We were in the kitchen and I was cleaning up after dinner. Actually, just about any story of mine can start that way because I spend a lot of my day cleaning up after some meal or snack. This was dinner, though, and it’s one of the more involved cleaning processes. I had to wipe down the table and high chairs, sweep the floors, and get all the dishes from the day loaded into the washer. My kids are pretty used to this. I call it the bedtime train. It starts at dinner time and it doesn’t stop until goodnight kisses. We have a rhythm. It’s efficient.
Then it began to rain. Daniel asked for his umbrella and Lila went to get hers. They stood out there in wonder. Then the rain picked up. It was warm and loud and heavy. Even I had the urge to just run out there and feel it, but the kids stayed put. I yelled out to the kids through the screen, my hands bubbly with dishwater, “Leave the umbrellas! Leave the boots! Just go play!”
Hesitation. Worry. Restraint.
What? Come on kids, go be kids! Even with my permission, they couldn’t let go. Were they afraid to get messy? Did they think they’d get in trouble?
In everything you do, you teach.

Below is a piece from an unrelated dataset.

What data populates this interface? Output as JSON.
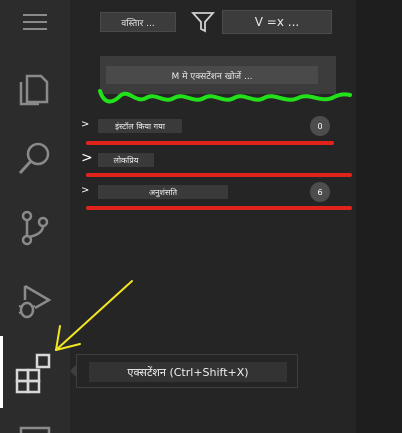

I realized that I couldn’t tell them to go be free while I stayed stuck in my routine and efficiency. This is something I needed to do alongside them. So, I turned off the water, ran out the back door, and didn’t stop until I heard them squealing with laughter behind me.
We stayed out there, chasing each other around, soaked to the bones with wild smiles. I kept catching them gauging my response, watching, taking notes. So, I made sure to throw my hands and head to the sky and try to taste the rain.
When I looked back down, they were doing the same.